Books I Have to Buy not Borrow

Although the source of most of my books is the local library, I sometimes get impatient waiting for a bestseller.  Who wants to read one a year after the excitement fades?  And Audible has lately caught my attention and dollars, giving me companionship when I walk.  My bookshelf is small these days, and I tend to be cautious in purchasing new books to crowd those I’ve chosen to keep forever. Nevertheless, circumstances, the news, and my own procrastination have motivated me to buy a few books I might otherwise have not.

9780143034759_p0_v6_s192x300 Hamilton by Ron Chernow

After borrowing this tome of over seven hundred pages from the library – twice – and returning the book not finished, I discovered the paperback version has been published.  Someday I will take a long flight again, and then it will be with me.

9781451648768_p0_v2_s192x300 Bob Dylan – The Lyrics

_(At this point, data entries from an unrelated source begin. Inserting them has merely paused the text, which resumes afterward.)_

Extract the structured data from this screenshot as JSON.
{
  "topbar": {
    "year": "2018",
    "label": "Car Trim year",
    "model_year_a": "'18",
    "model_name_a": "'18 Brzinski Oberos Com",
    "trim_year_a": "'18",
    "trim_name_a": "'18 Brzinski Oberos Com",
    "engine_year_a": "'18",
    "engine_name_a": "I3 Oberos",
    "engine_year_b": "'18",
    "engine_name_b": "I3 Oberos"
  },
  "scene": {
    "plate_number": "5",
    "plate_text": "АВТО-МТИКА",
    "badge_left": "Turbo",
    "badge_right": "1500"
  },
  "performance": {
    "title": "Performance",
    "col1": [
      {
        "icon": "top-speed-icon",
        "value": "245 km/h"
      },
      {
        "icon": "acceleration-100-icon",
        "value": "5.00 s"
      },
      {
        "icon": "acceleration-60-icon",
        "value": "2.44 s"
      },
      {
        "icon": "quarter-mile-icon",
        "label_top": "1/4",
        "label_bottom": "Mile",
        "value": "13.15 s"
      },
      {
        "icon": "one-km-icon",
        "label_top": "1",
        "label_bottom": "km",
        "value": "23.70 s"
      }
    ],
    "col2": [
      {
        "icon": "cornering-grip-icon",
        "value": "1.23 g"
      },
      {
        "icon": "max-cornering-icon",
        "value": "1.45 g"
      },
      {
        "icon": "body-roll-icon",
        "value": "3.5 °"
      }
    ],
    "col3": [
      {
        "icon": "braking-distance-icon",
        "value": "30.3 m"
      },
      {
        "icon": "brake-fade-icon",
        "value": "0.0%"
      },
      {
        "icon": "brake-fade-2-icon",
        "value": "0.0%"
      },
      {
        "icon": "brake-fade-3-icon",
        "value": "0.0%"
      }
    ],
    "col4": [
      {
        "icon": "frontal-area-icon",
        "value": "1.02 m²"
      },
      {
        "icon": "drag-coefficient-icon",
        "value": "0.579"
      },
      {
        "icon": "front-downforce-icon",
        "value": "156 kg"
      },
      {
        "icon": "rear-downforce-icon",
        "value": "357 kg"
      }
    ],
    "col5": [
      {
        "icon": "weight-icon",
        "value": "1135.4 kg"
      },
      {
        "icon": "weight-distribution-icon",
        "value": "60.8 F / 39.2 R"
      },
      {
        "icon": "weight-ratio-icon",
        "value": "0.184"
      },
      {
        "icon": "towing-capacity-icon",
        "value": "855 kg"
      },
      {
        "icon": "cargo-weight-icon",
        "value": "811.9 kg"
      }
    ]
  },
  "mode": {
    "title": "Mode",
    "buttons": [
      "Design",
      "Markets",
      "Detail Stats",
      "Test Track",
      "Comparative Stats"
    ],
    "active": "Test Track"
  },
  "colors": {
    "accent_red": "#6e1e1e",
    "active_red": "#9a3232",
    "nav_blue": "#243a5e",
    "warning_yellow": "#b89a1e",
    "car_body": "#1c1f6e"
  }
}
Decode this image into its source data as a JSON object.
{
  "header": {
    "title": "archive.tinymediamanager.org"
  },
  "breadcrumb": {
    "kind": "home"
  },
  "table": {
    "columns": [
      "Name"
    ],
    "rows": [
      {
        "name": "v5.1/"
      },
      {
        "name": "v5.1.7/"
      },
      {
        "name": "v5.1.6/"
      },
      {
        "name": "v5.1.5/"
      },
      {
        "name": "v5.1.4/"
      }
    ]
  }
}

After Dylan won the Nobel Prize for Literature, I wondered if I had missed something. His familiar lyrics from “Blowin’in the Wind,” written in 1962 have a message still applicable today, but what of his others?  Downloading the sample book to my iPhone gave me a few, appropriately stopping at “Mixed Up Confusion” – my sentiments lately after the recent Presidential election.  I decided more of Dylan’s poetry might be the salve I need now.

9781250061638_p0_v5_s192x300 This Was a Man

Jeffrey Archer’s last book in The Clifton Chronicles could not wait. Will my namesake be back? I want to know what happens – now.

 

 

My Life’s Sentences

Buying a used book might offer unexpected bonuses – highlighted phrases, dog-eared pages, notes in the margin, and underlined sentences. Jhumpa Lahiri, author of some of my favorite books – Unaccustomed Earth, The Namesake, and Interpreter of Maladies – in her article for the New York Times, My Life’s Sentences – wrote about words that she needed to underline to isolate and remember. Oh, how I would love to have one of her used books.

Having just finished Katie Ward’s Girl Reading, Ward’s concept of the impact of words in a real book was still with me when Lahiri wrote…

“…it is a magical thing for a handful of words, artfully arranged, to stop time. To conjure a place, a person, a situation, in all its specificity and dimensions. To affect us and alter us, as profoundly as real people and things do.”

Katie Ward time travels through seven eras with books as the catalyst, but Lahiri confirms that readers can do this any time they open a book. Some phrases in books are so resilient, we never forget them. Like Lahiri, I underline sentences I want to remember, usually noting them in a journal, not trusting my memory. Words like…”A screaming comes across the sky.” (from Pynchon’s Gravity’s Rainbow)

For Lahiri, it’s Joyce’s ” The cold air stung us and we played til our bodies glowed.”

Do you save favorite words from your reading?

Lahira uses the rest of her article to explain her own writing process – not as a primer for prospective writers – but as a testament to her own struggle with words – which she has clearly conquered.